  • MLA 7th ed.: Maisel, Miriam. "Who's that actor?." Liverpool Echo [add city] 1986-10-29, 20. Print.
  • Chicago 15th ed.: Maisel, Miriam. "Who's that actor?." Liverpool Echo, edition, sec., 1986-10-29
  • Turabian: Maisel, Miriam. "Who's that actor?." Liverpool Echo, 1986-10-29, section, 20 edition.
  • Wikipedia (this article): <ref>{{cite news| title=Who's that actor? | url= | work=Liverpool Echo | pages=20 | date=1986-10-29 | via=Doctor Who Cuttings Archive | accessdate=17 December 2018 }}</ref>

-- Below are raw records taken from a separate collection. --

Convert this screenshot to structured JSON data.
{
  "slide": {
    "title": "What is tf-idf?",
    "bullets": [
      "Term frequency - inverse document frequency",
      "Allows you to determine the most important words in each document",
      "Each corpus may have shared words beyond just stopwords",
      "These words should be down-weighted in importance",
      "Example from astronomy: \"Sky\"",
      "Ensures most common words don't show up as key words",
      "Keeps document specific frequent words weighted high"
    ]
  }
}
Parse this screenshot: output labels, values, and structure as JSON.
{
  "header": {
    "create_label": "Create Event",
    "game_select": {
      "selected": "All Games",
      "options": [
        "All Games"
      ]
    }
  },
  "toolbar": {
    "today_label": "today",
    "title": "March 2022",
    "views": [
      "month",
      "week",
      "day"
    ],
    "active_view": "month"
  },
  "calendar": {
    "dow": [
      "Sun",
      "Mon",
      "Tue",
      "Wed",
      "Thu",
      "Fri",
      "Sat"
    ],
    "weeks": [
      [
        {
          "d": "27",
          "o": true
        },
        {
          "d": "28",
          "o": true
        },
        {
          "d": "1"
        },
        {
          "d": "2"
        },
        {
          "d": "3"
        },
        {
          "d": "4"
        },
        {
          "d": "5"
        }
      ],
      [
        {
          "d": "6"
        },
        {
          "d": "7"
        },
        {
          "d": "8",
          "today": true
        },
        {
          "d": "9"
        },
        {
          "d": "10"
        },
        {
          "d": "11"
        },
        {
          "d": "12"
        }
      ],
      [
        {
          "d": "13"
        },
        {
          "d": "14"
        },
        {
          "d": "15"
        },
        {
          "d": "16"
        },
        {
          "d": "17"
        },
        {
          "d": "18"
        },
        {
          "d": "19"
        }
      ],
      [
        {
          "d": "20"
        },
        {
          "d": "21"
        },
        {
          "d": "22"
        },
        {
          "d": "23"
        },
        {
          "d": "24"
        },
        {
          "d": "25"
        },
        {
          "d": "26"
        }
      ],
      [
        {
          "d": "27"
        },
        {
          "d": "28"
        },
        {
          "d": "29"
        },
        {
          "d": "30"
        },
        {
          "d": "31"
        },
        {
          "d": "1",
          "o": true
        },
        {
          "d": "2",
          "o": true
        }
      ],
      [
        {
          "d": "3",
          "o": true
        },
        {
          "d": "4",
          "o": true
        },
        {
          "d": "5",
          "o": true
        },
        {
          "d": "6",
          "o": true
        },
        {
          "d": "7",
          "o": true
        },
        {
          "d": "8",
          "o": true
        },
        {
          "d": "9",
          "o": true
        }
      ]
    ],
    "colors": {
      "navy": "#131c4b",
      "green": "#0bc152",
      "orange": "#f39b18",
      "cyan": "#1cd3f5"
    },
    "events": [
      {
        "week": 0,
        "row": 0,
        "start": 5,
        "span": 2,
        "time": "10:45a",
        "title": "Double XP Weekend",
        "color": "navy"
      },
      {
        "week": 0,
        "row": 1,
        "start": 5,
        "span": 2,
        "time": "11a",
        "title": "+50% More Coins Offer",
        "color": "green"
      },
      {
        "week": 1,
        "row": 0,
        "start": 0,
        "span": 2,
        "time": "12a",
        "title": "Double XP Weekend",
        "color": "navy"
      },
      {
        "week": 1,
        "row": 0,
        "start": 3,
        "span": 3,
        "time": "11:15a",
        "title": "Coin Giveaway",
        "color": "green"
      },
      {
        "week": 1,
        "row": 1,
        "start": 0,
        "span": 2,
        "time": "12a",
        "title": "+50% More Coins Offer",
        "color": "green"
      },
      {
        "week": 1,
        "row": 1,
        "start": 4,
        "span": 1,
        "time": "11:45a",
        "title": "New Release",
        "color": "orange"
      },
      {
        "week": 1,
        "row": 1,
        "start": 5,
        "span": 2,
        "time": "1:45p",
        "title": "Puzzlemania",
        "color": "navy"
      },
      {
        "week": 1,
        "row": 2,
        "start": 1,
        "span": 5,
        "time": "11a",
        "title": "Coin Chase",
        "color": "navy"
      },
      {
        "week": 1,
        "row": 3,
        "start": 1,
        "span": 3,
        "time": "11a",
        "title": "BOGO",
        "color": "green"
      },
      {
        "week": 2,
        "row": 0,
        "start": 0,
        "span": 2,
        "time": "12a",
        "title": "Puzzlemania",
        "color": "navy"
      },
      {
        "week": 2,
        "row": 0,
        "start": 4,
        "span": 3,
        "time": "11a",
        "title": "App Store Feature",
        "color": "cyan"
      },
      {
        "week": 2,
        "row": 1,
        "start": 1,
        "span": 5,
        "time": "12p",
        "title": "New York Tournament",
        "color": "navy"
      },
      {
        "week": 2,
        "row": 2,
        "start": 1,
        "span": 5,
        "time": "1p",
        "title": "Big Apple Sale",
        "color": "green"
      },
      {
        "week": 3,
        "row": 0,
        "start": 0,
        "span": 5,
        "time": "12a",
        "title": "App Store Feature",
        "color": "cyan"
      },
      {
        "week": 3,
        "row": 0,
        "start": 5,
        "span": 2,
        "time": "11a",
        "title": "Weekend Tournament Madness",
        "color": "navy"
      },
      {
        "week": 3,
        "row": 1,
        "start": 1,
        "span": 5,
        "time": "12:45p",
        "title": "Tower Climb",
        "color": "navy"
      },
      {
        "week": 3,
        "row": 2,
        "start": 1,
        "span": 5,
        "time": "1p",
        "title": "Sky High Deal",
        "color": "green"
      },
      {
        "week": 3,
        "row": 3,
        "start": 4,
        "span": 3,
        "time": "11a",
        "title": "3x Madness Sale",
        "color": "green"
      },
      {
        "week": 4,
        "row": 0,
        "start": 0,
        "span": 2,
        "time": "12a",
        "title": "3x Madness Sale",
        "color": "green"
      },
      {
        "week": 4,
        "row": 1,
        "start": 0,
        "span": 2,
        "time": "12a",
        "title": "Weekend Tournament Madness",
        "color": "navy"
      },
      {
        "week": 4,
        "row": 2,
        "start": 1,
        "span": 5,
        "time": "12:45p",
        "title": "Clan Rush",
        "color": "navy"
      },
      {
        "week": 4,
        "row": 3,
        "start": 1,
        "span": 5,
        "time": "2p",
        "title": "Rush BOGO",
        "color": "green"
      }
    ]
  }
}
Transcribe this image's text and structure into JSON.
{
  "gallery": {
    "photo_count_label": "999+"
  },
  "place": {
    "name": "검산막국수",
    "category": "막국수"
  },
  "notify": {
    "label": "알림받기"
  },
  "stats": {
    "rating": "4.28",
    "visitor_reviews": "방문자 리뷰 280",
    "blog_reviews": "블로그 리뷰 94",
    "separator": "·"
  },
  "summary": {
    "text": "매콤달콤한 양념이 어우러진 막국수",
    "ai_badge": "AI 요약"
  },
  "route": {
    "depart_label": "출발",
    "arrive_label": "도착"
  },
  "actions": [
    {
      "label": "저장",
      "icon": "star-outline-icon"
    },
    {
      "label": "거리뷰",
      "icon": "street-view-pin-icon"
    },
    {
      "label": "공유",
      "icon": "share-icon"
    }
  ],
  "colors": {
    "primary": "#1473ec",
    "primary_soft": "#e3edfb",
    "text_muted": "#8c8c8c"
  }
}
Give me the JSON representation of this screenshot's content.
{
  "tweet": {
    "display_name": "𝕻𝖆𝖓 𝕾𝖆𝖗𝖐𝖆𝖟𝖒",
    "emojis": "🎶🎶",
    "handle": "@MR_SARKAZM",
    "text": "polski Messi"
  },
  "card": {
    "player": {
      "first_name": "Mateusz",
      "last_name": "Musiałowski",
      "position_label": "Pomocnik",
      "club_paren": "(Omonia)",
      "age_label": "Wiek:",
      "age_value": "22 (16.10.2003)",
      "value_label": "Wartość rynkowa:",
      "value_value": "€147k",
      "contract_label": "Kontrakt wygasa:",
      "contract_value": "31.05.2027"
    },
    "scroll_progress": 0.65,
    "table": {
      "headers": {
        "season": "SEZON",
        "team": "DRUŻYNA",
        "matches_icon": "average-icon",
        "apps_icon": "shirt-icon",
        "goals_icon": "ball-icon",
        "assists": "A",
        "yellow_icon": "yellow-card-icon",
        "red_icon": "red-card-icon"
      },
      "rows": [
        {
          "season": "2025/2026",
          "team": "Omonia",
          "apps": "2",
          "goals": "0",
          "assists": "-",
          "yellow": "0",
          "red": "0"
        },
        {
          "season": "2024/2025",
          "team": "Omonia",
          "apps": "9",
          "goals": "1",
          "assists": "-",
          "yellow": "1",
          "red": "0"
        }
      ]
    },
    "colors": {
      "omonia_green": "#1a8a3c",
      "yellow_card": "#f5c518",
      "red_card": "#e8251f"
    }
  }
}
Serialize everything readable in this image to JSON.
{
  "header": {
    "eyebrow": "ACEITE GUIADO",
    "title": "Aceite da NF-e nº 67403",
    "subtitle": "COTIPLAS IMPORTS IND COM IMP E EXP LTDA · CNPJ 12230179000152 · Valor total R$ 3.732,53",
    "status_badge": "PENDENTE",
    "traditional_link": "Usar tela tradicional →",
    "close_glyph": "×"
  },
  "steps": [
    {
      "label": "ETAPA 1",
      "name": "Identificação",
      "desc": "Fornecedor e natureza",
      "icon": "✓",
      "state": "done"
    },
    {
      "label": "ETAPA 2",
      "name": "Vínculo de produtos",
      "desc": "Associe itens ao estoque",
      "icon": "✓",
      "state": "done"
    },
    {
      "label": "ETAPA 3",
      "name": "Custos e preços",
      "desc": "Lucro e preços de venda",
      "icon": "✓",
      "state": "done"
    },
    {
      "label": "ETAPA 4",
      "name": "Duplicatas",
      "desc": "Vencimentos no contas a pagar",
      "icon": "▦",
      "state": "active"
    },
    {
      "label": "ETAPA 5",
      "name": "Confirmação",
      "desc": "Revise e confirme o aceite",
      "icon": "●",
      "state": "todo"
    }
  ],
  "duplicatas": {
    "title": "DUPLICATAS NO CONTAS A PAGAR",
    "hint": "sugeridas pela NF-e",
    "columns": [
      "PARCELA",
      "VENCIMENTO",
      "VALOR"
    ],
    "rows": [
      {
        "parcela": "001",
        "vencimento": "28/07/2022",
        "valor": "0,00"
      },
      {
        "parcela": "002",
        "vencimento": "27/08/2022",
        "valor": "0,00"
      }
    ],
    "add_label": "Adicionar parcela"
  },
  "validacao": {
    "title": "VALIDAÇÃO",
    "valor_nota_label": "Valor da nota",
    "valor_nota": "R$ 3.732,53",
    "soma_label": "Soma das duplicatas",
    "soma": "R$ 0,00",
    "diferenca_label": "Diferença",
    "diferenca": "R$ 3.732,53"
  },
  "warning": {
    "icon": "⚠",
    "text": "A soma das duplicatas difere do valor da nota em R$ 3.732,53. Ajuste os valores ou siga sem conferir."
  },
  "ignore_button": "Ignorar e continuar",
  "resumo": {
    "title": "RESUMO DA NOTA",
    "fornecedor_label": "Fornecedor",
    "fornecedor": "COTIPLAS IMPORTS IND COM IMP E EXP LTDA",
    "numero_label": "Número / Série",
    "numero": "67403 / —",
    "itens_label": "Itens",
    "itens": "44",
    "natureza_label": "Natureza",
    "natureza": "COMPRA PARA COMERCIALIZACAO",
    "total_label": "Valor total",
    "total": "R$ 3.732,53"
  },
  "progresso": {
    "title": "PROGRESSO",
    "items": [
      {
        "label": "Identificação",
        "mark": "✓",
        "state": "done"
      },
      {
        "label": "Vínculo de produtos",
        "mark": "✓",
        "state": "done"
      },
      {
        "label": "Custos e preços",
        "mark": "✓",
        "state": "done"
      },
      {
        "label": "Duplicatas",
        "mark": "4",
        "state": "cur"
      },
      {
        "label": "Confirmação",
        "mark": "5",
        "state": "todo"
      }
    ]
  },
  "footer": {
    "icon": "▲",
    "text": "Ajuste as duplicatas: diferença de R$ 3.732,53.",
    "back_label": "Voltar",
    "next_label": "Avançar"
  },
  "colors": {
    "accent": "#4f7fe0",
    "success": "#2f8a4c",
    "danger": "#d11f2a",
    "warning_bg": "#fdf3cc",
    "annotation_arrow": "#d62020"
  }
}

  • Wikipedia (this page): <ref>{{cite web | title=Who's that actor? | url= | work=Doctor Who Cuttings Archive | accessdate=17 December 2018}}</ref>